Assignment:
From the entries below, copy out all lines holding "icon".
---------- Record excerpts
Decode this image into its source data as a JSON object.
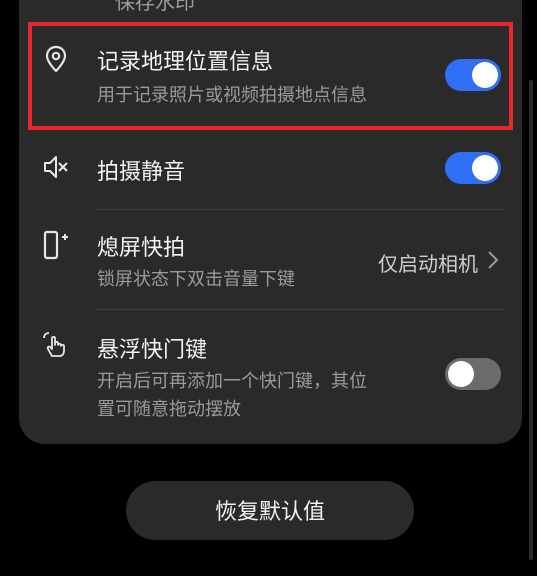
{
  "top_cut_text": "保存水印",
  "settings": [
    {
      "title": "记录地理位置信息",
      "subtitle": "用于记录照片或视频拍摄地点信息",
      "toggle": "on",
      "icon": "location-pin-icon"
    },
    {
      "title": "拍摄静音",
      "toggle": "on",
      "icon": "mute-speaker-icon"
    },
    {
      "title": "熄屏快拍",
      "subtitle": "锁屏状态下双击音量下键",
      "value": "仅启动相机",
      "icon": "screen-off-snapshot-icon"
    },
    {
      "title": "悬浮快门键",
      "subtitle_line1": "开启后可再添加一个快门键，其位",
      "subtitle_line2": "置可随意拖动摆放",
      "toggle": "off",
      "icon": "touch-hand-icon"
    }
  ],
  "reset_label": "恢复默认值",
  "colors": {
    "accent": "#2f6ef5",
    "highlight": "#e8262b",
    "card": "#2a2a2a"
  }
}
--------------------
Written solution:
      "icon": "location-pin-icon"
      "icon": "mute-speaker-icon"
      "icon": "screen-off-snapshot-icon"
      "icon": "touch-hand-icon"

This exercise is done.